At the hospital, "I am actively involved in our Emergency Preparedness Committee which is really the driving force as to why I am running for school board. Too many times our committee has asked "What is the school going to do?" and "What are the nursing homes going to do?". It is not a matter of IF a disaster is going to occur but WHEN is it going to occur. My platform is not necessarily emergency preparedness but I do have a lot to offer in that arena but more about collaboration among organizations," she said.
"I do not have to tell you what kind of financial shape our government is in. Illinois is broke! Federal and state regulating bodies for such institutions are notorious for unfunded mandates. In years past the answer has always been to raise taxes and acquire grant monies to accomplish such tasks. Budgets are tight everywhere from personal homes to businesses and organizations within Du Quoin. We cannot keep sustaining ourselves independently. Organizations must work together to accomplish goals and that is why I am running for school board. I intend to use the knowledge that I have learned at the hospital with the school and vice versa what I learn by serving on the school board I hope to take back to the hospital. Our community deserves this," she said. "My experience includes oversight and development of policies and procedures along with enforcement of those policies and procedures. I am a firm believer in accountability. I look at things objectively and feel a proactive approach is always better than a reactive approach.

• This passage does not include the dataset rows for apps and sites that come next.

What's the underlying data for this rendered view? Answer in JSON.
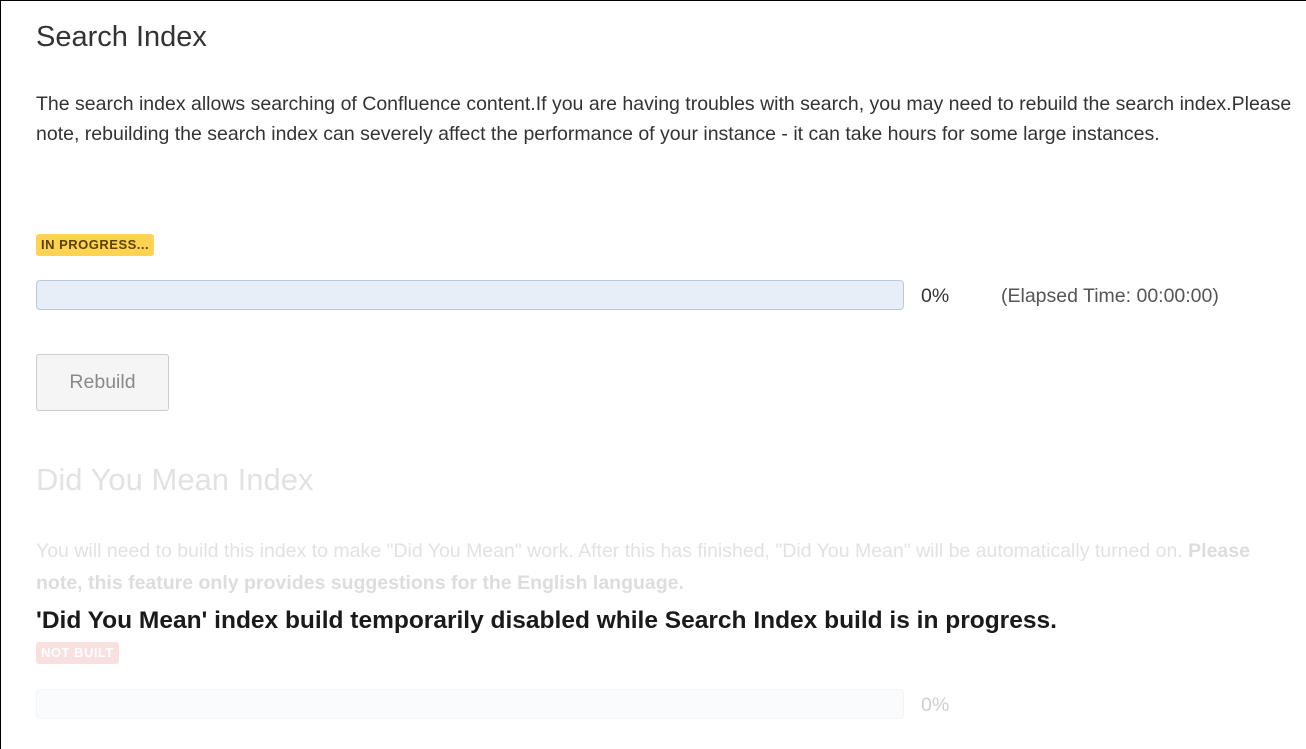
{
  "search_index": {
    "title": "Search Index",
    "description": "The search index allows searching of Confluence content.If you are having troubles with search, you may need to rebuild the search index.Please note, rebuilding the search index can severely affect the performance of your instance - it can take hours for some large instances.",
    "status": "IN PROGRESS...",
    "status_color": "#ffd351",
    "progress_fraction": 0,
    "percent_label": "0%",
    "elapsed_label": "(Elapsed Time: 00:00:00)",
    "rebuild_label": "Rebuild"
  },
  "did_you_mean_index": {
    "title": "Did You Mean Index",
    "description_intro": "You will need to build this index to make \"Did You Mean\" work. After this has finished, \"Did You Mean\" will be automatically turned on. ",
    "description_note": "Please note, this feature only provides suggestions for the English language.",
    "disabled_message": "'Did You Mean' index build temporarily disabled while Search Index build is in progress.",
    "status": "NOT BUILT",
    "status_color": "#d04437",
    "progress_fraction": 0,
    "percent_label": "0%"
  }
}
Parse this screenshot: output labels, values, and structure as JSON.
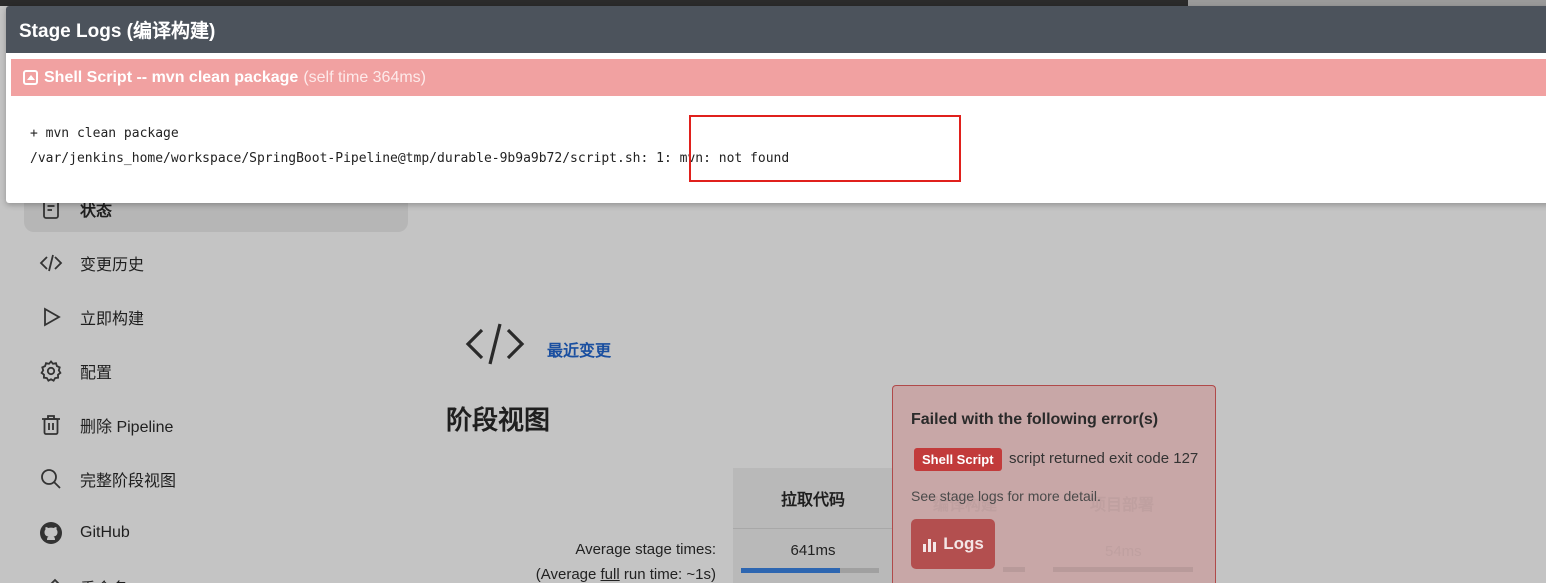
{
  "modal": {
    "title": "Stage Logs (编译构建)",
    "section": {
      "title": "Shell Script -- mvn clean package",
      "self_time": "(self time 364ms)"
    },
    "log_lines": [
      "+ mvn clean package",
      "/var/jenkins_home/workspace/SpringBoot-Pipeline@tmp/durable-9b9a9b72/script.sh: 1: mvn: not found"
    ]
  },
  "sidebar": {
    "items": [
      {
        "label": "状态",
        "icon": "status-icon"
      },
      {
        "label": "变更历史",
        "icon": "code-icon"
      },
      {
        "label": "立即构建",
        "icon": "play-icon"
      },
      {
        "label": "配置",
        "icon": "gear-icon"
      },
      {
        "label": "删除 Pipeline",
        "icon": "trash-icon"
      },
      {
        "label": "完整阶段视图",
        "icon": "search-icon"
      },
      {
        "label": "GitHub",
        "icon": "github-icon"
      },
      {
        "label": "重命名",
        "icon": "pencil-icon"
      }
    ]
  },
  "main": {
    "recent_changes": "最近变更",
    "stage_view_title": "阶段视图",
    "average_stage_times": "Average stage times:",
    "average_run_time_prefix": "(Average ",
    "average_run_time_link": "full",
    "average_run_time_suffix": " run time: ~1s)",
    "stages": [
      {
        "name": "拉取代码",
        "time": "641ms",
        "progress": 0.72
      },
      {
        "name": "编译构建",
        "time": ""
      },
      {
        "name": "项目部署",
        "time": "54ms"
      }
    ]
  },
  "error_popover": {
    "title": "Failed with the following error(s)",
    "badge": "Shell Script",
    "message": "script returned exit code 127",
    "see_logs": "See stage logs for more detail.",
    "logs_button": "Logs"
  },
  "colors": {
    "modal_header": "#4c535c",
    "failed_section": "#f1a1a1",
    "highlight_border": "#e0201c",
    "link": "#1a4fa0",
    "error_badge": "#c23b3b"
  }
}
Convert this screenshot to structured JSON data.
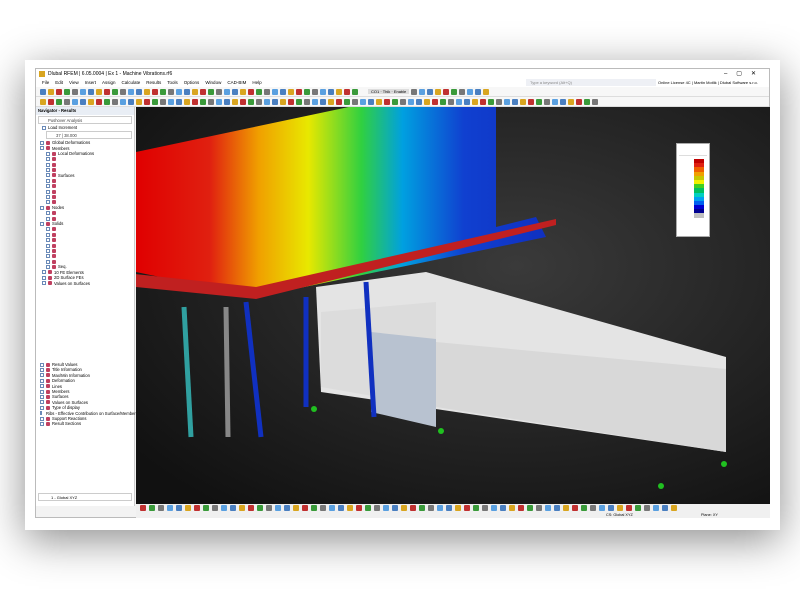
{
  "window": {
    "title": "Dlubal RFEM | 6.05.0004 | Ex 1 - Machine Vibrations.rf6",
    "controls": [
      "–",
      "▢",
      "✕"
    ]
  },
  "menu": [
    "File",
    "Edit",
    "View",
    "Insert",
    "Assign",
    "Calculate",
    "Results",
    "Tools",
    "Options",
    "Window",
    "CAD-BIM",
    "Help"
  ],
  "search": {
    "placeholder": "Type a keyword (Alt+Q)"
  },
  "license": "Online License 4C | Martin Motlik | Dlubal Software s.r.o.",
  "toolbar": {
    "combo": "CO1 · Thik · Enable"
  },
  "navigator": {
    "title": "Navigator - Results",
    "analysis": "Pushover Analysis",
    "load_increment": "Load Increment",
    "increment_value": "37 | 38.000",
    "top_items": [
      "Global Deformations",
      "Members",
      "Local Deformations",
      "",
      "",
      "",
      "Surfaces",
      "",
      "",
      "",
      "",
      "",
      "Nodes",
      "",
      "",
      "Solids",
      "",
      "",
      "",
      "",
      "",
      "",
      "",
      "Seq.",
      "10 FE Elements",
      "2D Surface FEs",
      "Values on Surfaces"
    ],
    "bottom_items": [
      "Result Values",
      "Title Information",
      "Max/Min Information",
      "Deformation",
      "Lines",
      "Members",
      "Surfaces",
      "Values on Surfaces",
      "Type of display",
      "Ribs - Effective Contribution on Surface/Member",
      "Support Reactions",
      "Result Sections"
    ],
    "view_combo": "1 - Global XYZ"
  },
  "status": {
    "cs": "CS: Global XYZ",
    "plane": "Plane: XY"
  },
  "legend": {
    "colors": [
      "#c00000",
      "#e02010",
      "#f06000",
      "#f0a000",
      "#c8c800",
      "#f0f000",
      "#40d020",
      "#00c060",
      "#00d0c0",
      "#00a0f0",
      "#0060f0",
      "#0000d0",
      "#000090",
      "#c0c0c0"
    ]
  }
}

I also have experience in grant writing, budgets, and dealing with personnel issues," she said.
"If I am voted in to serve on the school board I realize I will not make everyone happy with my decisions but I can assure you I will do my best to make the most and best informed decisions that I possibly can for each and every student and teacher."